This weekend I made like the masses and drove out to Sauvie Island (as an aside, I figured out why so many people call it Souvies Island: apparently it was renamed Souvies in the 1850s but the name never was committed to print, and lives on only in Portland vernacular). It was super crowded out there, but gorgeous and clear-skied. The textures of the rolling fields, with their rows of berries and sprawling pumpkins, were best viewed from the tractor-pulled hay ride. I bought some little cucumbers for pickling and some dark red apples that are crisp white inside, delicious fairy-tale apples.
Last week I had a customer ask me to show her around the perfumes of Flutter. She said she was a little obsessed with perfume, so I asked her what fragrances she liked. She looked me in the eye and said “leather”, so I steered her away from the “fleurs petillant” and towards the wonderful Amber by Cote Bastide. It smells like an oak whiskey barrel full of oily black vanilla pods. We talked about Chandler Burr, the brilliant perfume writer for the New York Times, and physicist/critic Luca Turin, subject of Burr’s book “the Emperor of Scent”. Both of them write volumes about perfumes and the heady cloud of culture and innuendo surrounding them. I tend to agree with them about 60% of the time, and they have turned me on to some amazing olfactory works of art, yet they are generally unimpressed by one of my favorite scents, Samsara by Guerlain. Turin said it was “more notable for its absence of faults than for its qualities”. He just hasn’t smelled it on me yet. Anyone who hasn’t been to the Perfume House on Hawthorne should make a trip down there and just smell for hours. Don’t spray one on yourself until you find one that’s just right, and then ask the kind people there if they can make a little tester of it for you. Last time I was in there I got a sample of the pink hand-grenade Agent Provocateur perfume, and the amber by Prada. Any of the Guerlain fragrances are transformative, they sit in these gilded bottles like a row of archetypical femininity; like the greek goddesses. Jardins de Bagatelle is like Diana, woodsy and floral.
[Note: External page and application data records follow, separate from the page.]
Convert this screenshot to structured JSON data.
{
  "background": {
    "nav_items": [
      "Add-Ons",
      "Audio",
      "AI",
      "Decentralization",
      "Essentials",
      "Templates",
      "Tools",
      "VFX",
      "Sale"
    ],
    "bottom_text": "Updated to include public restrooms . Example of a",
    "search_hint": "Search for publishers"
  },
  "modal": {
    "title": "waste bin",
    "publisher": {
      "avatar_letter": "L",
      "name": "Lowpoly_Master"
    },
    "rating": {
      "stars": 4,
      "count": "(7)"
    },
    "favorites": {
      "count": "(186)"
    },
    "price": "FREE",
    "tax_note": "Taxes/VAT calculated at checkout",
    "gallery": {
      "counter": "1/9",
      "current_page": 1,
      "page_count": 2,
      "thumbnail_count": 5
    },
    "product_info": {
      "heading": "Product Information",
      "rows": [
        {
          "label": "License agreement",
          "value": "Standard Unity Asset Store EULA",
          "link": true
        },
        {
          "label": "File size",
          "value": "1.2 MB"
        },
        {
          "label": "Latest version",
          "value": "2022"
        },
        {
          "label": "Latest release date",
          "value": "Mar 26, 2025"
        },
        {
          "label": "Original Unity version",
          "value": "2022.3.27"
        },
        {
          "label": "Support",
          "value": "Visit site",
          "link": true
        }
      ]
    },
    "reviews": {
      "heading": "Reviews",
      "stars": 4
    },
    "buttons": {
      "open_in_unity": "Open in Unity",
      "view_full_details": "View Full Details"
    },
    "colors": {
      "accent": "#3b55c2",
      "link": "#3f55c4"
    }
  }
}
Mitsouko is like Aphrodite, obscenely perfect rose and peach. I think Samsara would be like Hera: overly sensual and heady, demanding, maybe a little needy. Hmm.